BBC North West visits HideOut Youth Zone to interview young people about the value of Youth Work and the need for more funding.
NYA figures show that youth service spending across the country dropped from £1.2bn in 2010-11 to £379m in 2020-21. Spending per young person in the North West has fallen from £287.03 to £86.32 in the same period.
All areas of the region have seen cuts, yet young people who are using the remaining services say they have a big impact. Fifteen-year-old Aliyah is a regular at HideOut Youth Zone and has begun volunteering on sessions, whilst gaining climbing and leadership qualifications.
She said she did not know what she would “be doing if it wasn’t for this place.”
I don’t think I’d be as confident as I am now.

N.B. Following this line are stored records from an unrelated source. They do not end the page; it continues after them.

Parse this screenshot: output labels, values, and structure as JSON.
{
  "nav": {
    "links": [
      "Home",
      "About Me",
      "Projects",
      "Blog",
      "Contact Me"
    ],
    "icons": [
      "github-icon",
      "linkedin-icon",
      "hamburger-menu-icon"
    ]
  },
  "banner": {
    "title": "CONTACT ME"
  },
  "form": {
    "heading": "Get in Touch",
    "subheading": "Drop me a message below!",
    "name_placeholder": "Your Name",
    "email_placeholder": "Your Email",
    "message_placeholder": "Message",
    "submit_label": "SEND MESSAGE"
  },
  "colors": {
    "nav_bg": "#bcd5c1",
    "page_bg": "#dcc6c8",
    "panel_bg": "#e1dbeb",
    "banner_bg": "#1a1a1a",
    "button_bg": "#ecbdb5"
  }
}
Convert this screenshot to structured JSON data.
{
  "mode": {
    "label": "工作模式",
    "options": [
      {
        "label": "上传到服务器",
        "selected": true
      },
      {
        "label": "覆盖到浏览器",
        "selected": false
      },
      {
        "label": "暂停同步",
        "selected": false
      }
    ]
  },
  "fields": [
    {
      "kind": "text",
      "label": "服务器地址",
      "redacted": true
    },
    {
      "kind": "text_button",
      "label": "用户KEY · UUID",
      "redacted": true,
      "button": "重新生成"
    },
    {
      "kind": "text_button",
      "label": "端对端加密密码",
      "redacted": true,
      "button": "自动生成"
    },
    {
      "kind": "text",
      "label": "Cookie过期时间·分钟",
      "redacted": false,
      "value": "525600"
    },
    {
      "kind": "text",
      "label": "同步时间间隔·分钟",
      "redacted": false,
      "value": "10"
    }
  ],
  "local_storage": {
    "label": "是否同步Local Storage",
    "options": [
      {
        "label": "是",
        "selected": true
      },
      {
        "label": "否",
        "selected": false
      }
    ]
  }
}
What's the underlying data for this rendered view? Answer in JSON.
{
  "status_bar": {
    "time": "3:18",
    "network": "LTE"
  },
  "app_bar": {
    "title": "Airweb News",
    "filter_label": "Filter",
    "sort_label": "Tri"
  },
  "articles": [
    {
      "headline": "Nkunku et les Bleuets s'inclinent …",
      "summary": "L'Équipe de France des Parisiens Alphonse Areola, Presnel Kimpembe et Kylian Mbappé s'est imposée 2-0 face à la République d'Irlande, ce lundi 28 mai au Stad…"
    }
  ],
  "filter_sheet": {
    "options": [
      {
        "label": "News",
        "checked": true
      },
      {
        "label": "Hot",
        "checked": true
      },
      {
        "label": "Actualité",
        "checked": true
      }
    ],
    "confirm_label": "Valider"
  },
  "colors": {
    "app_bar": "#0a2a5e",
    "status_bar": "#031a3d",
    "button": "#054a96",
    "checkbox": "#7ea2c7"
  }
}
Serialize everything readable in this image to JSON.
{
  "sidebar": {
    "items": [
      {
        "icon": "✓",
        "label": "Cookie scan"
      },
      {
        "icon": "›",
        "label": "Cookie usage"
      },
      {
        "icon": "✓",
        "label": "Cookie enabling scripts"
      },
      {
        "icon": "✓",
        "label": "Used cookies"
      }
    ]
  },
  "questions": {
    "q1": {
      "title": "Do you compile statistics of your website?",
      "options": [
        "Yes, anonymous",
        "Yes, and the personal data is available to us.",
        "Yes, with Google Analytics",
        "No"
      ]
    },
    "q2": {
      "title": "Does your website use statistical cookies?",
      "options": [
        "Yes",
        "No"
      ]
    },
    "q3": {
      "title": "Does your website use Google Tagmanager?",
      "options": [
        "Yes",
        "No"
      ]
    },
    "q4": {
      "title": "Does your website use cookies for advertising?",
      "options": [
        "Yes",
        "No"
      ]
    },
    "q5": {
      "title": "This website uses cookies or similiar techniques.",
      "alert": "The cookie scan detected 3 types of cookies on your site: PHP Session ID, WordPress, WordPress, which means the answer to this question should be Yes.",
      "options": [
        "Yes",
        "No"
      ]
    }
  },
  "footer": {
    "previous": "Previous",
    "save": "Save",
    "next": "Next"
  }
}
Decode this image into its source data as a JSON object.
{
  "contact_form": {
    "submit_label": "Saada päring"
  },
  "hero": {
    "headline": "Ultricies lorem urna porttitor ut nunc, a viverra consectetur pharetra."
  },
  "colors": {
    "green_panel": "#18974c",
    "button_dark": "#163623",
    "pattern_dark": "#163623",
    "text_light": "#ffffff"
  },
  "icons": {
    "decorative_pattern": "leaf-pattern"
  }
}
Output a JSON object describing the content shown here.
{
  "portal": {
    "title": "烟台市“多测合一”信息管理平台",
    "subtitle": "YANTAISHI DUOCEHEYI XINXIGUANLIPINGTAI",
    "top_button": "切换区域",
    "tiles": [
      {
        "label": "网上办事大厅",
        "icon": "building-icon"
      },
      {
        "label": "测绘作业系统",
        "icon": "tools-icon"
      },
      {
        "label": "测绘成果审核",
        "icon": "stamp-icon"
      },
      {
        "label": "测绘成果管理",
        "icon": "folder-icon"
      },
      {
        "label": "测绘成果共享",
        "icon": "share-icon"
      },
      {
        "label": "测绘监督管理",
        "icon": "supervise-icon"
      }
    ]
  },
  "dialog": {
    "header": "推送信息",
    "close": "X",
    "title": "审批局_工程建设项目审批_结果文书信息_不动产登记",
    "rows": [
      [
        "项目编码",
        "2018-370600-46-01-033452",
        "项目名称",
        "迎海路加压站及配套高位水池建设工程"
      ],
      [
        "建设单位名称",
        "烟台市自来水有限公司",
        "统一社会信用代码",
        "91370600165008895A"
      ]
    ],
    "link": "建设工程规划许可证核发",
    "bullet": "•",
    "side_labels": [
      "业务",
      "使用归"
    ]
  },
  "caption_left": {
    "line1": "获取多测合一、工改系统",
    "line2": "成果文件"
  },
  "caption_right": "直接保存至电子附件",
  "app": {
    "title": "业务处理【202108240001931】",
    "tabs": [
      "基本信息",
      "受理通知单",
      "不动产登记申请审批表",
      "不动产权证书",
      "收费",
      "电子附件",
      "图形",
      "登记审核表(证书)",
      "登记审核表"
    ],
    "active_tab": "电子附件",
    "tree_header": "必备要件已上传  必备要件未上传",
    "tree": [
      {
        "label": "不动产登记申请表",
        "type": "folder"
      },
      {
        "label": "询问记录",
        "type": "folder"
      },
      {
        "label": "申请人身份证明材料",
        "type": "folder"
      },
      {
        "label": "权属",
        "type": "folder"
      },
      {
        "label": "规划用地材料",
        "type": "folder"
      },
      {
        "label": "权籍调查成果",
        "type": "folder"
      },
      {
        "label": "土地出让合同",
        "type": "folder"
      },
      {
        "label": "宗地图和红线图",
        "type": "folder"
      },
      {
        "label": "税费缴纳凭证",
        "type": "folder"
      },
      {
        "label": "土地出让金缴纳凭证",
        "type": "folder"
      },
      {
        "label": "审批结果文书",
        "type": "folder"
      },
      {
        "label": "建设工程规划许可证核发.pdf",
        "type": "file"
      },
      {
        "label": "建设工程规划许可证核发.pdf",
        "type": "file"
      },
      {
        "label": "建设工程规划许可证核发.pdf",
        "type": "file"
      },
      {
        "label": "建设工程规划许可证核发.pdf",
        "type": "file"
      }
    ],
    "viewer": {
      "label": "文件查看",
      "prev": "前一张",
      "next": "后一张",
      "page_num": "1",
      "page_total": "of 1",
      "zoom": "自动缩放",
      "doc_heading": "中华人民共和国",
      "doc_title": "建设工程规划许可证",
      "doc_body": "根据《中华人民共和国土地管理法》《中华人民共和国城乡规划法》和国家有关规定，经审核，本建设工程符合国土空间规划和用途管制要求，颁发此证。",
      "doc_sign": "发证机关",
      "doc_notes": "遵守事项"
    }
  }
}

I cared a lot about what people think and what people thought of me, but now I just do what I want to do.
Sixteen-year-olds Brayden and Shanay and Alissia, 14, are also regulars.
Alissia said the staff at HideOut Youth Zone are very supportive, while Shanay said it has helped her come out of herself, as “my confidence has increased and I’m just me”.
Brayden said the centre has given him new opportunities.
When I first thought about the idea of a Youth Zone, I thought ‘it seems a bit childish’, but when you actually start doing it, it’s really good for your mental health, getting out and doing exercise.
Youth Worker Joe Amos said he showed exactly how well it worked.
I grew up half a mile down the road from where this centre is, I’m a product of youth work myself, I got involved in youth work when I was 13 and I’m in my 30s now. It’s great to give back to the local community.